Sustainable buildings will need to be energy efficient well beyond current levels of energy use. They will need to take advantage of renewable and waste energy to approach ultra-low energy buildings. A goal of achieving such buildings by 2030 has become a common international goal. Such buildings would reduce current building design energy consumption by 60 to 90% with the remainder to be provided by renewable thermal and electric generation.
Such buildings will need to apply thermal and electrical energy storage techniques customized for smaller loads, more distributed electrical sources and community-based thermal sources. Lower exergy heating and cooling sources will be more common. This will require that energy storage be intimately integrated into sustainable building design. Many past applications simply responded to conventional heating and cooling loads. Recent results from low energy demonstrations, distributed generation trials and results from other Annexes and IAs such as Annex 37 of the ECBCS IA, Low Exergy Systems for Heating and Cooling need to be applied.
Although the ECES IA has treated energy storage in the earth, in groundwater, with and without heat pumps and storing waste and naturally occurring energy sources, it remains to integrate these into ultra-low energy buildings capable of being replicated generally in a variety of climates and technical capabilities. Electrical energy storage has recently made technical advances that are transforming renewable electrical generation into dispatchable electricity and reliable backup.
Energy storage has often been applied in standard buildings that happened to be available. The objective was to demonstrate that the energy storage techniques could be successfully applied rather than to optimize the building performance. Indeed the design of the building and the design of the energy storage were often not coordinated and energy storage simply supplied the building demand whatever it might be.
- Coordinated national reviews of energy storage use in energy efficient buildings.
- Collaborative evaluation of energy storage usage and proposed efficient systems based on the national reviews, other Annex results and a common evaluation model.
- Development of Sustainable Energy Storage Designs for a variety of ultra-low energy buildings using thermal, phase change materials and electrical storage options. Energy storage designs for the following building types would be examined:

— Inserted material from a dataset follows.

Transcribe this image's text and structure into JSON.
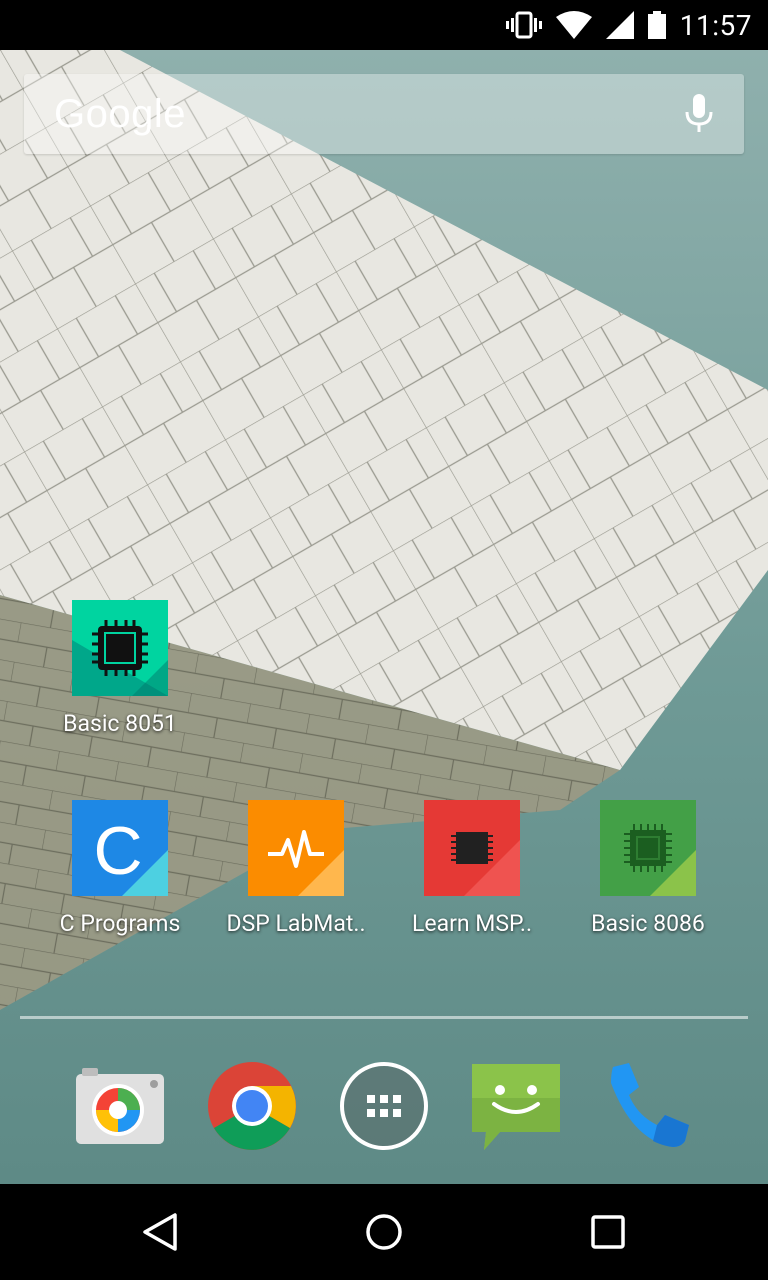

- A distributed electrical generation multi-unit residential building that stores cogenerated heat energy for multiple uses.
- A renewable energy single family house
- A small community that shares energy among various types of buildings and occupancies including residential, commercial and institutional.
- Apply, monitor and evaluate demonstrations of these Designs in a number of countries and climates.
The general objective of the Annex is to ensure that energy storage techniques are properly applied in ultra-low energy buildings and communities. Applications of these designs are foreseen in a post-Kyoto world where total CO2 reduction is required. Proper application of energy storage is expected to increase the likelihood of sustainable building technologies.
Specific objectives include:
- assess the potential of harnessing natural energy sources to supply building heating and cooling through energy storage;
- assess the use of energy storage (electrical and thermal) to optimise the efficiency of distributed generation;
- develop and evaluate energy storage conceptual designs suitable for specific applications.
Energy storage techniques need to respond to the needs of future (2030) buildings with very low energy and power requirements. This would include the use of natural energy from earth and water, waste energy from sources such as distributed generation and conventional storage technologies sized and modified to operate efficiently at customised temperatures and quantities.